Among those who were questioning what is now happening was David Sweet, president of Main Seneca Corp., who believes corporate welfare in the form of IDA handouts "creates unfair competition" by luring tenants away from competitors.
"My slant is companies should start doing [things] with their own money," said Sweet. "I don't agree the competition should be buttered up with money. Why do they keep handing out taxpayer money to change the competition," adding that it has happened time and time again in the local development arena.

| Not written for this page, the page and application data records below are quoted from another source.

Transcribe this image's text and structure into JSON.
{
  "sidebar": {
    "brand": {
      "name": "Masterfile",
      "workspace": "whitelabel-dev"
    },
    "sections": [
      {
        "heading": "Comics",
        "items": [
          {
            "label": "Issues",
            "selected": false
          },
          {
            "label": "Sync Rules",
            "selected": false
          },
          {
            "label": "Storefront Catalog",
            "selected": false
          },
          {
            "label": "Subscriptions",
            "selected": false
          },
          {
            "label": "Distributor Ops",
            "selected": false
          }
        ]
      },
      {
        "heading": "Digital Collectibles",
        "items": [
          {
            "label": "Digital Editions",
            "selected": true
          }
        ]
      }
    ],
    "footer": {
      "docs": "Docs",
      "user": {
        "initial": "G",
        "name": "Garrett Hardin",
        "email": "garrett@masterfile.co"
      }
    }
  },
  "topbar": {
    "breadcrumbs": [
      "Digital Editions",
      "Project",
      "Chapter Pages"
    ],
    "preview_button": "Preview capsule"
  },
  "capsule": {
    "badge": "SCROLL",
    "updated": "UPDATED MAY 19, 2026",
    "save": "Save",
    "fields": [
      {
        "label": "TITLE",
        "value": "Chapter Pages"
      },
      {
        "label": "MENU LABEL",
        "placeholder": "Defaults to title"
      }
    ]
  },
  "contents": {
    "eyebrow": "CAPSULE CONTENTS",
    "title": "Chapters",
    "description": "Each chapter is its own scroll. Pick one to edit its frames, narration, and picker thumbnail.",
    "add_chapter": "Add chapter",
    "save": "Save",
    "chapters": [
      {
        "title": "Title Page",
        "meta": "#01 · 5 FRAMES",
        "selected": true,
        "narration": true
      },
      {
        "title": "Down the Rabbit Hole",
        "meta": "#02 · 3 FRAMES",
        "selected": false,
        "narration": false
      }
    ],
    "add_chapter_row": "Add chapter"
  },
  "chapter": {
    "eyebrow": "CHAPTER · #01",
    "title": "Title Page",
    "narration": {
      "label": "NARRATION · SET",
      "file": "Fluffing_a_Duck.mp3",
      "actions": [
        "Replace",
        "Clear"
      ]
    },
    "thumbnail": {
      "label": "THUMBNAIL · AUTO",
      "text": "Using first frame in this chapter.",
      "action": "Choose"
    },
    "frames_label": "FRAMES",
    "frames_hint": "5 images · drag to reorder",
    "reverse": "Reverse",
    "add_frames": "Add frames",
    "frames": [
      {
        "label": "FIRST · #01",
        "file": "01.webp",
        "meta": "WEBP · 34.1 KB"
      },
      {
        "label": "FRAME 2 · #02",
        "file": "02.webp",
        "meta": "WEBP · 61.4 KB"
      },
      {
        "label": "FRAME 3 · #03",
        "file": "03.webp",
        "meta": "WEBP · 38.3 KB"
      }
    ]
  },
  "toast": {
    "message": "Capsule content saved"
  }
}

Well, Mr. Sweet, it might happen again. Developers get public dollars to solidify their profits while other building owners get hurt and injured through the loss of tenants to a building which is newer and can now afford to offer lower rents because of the government subsidies.
What was especially amazing about the Uniland deal was that until the last few days, it was being treated so casually in local media reports with almost no input from the damaged party (Key Center) and no concern about another major giveaway of tax dollars to a rich developer looking to sweeten his profits. All that seems to have changed in the last few days as details of the big incentives being sought have finally caught the public's attention.
|Niagara Falls Reporter - Publisher Frank Parlato Jr.||www.niagarafallsreporter.com||
OCT 29, 2013